Wednesday, December 9, 2015

Petit Louis (Bistro)- Columbia, Maryland lakefront

Bonjour Petit Louis, it has been awhile. 

Arranged by my high school French teacher Madame Doff, Petit Louis welcomed my French class for a 3-course lunch to introduce us to French cuisine. 
During the course of two days, Petit Louis served lunch to over 200 French students from Centennial High School. This is actually my first time eating at the bistro section of Petit Louis (click here to view our Petit Louis comptoir post).

Me with my friends  at an enormous table

Me meeting CEO Tony Foreman (r) the special event coordinator (L)

My first impression of Petit Louis -  it made me feel as though I had been transported halfway around the globe to an authentic parisian bistro. The dark wood paneling, bistro chairs and tables and the intimate lighting all create a cozy and sophisticated atmosphere that screams French. 

Once our student group was seated, we were warmly greeted by CEO Tony Foreman who spoke to us about the restaurant and our lunch ….and ready for this -  IN FRENCH. That's right, Mr. Foreman, the noted celebrity restauranteur - who along with acclaimed chef Cindy Wolf has several other award winning establishments including Charleston, Pazo, Chinghiale, and Johnny' -  took the time to help high school students improve their French. That's really cool. 

Immediately following Mr. Foreman's speech, a parade of servers with family style-food trays rushed out of the kitchen. It was reminiscent of the "Be Our Guest" movie scene from Beauty and the Beast. The waiters were so happy to serve us and explain each dish. We were off to a great start.

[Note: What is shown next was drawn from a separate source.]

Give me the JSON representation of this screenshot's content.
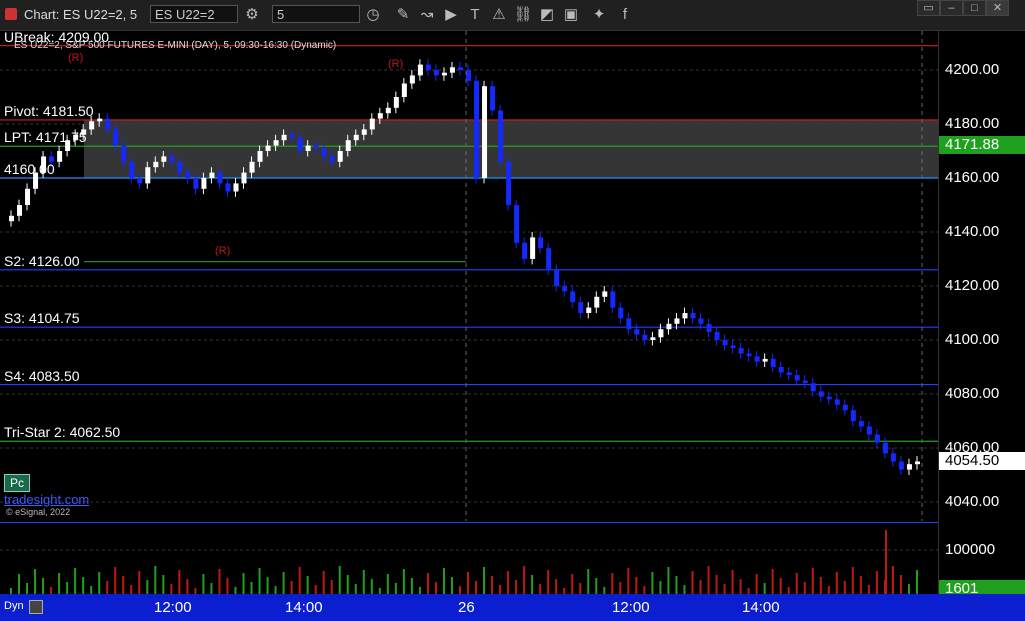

The hors d'oeuvres included gourgères, canapé de bettrave, and gravlax canapés. What's a good french bistro without remarkable pastries, right? Petite Louis did not disappoint. Even though this was my first time trying gourgères, this certainly won't be my last. This savory and puffy choux (light pastry dough) pastry filled with gruyere cheese was perfection - warm and buttery, melt-in-your mouth goodness. 
Canapé de bettrave and gravlax canapés

The canapé de bettrave (red beets, chèvre, walnut vinaigrette, and belgian endives) was also terrific. I'm now totally enamored with endives. It tastes like a less bitter and thinner version of celery. When paired with beets and chèvre cheese it was a great mix of sweet, salty and crunchy.  The gravlax canapés were a hit for me too and had the same feel (sweet, salty and crunchy) but in a different way. The combination of the house-cured salmon with salty gravlax capers and sweet crème fraîche sitting atop crunchy, thin toast slices is mighty good.
Pomme frites

The second course arrived with pomme frites, quiche aux legumes, salad verte and croque monsieur.

The pomme frites were quickly eaten up at my table, but I can't blame them. Long and thin fresh cut potatoes, lightly crispy with a hint of salt.  It was hard not to eat the entire bowl.

Quiche aux légumes
Each slice of the quiche aux légumes (butternut squash and chèvre) had a deliciously light pastry crust filled with generous amount of sweet butternut squash topped with fluffy cream, eggs and cheese filling.  PL quiche is tall and thick, just the way I like it. Some students got full on the other entrees before they ate their slice, which just meant more for me. Yep, I had 2 slices.
Salade verte

French food emphasize fresh, simple ingredients. This salade verte is a prime example of an authentic french salad- mesclun greens, reggiano, and red wine vinaigrette. Simply delicious.

Croque monsieur

The Croque Monsieur was probably the biggest hit at my table. Again, the emphasizes was on fresh, homemade ingredients. Each individual ingredient was perfect in and of it self. Put together and grilled it was  a masterpiece. The students at my table commented that they could eat this "ham and cheese" sandwich everyday for lunch.

For dessert, we received an "assortment de patisseries" (housemade cookies and French pastries). Unfortunately, I couldn't take a picture because it was eaten up so quickly but trust me when I say it was all good too.

After trying Petit Louis' bistro section, I have a newfound appreciation for all the effort that's put into making the meals. There's a lot of love going on in that kitchen. I really respect that a well noted restaurant would take the time to help 200 local high school French students in their educational endeavors. I hope they invite us back next year.

Merci beaucoup Petit Louis et Tony Foreman.

- Thomas Regnante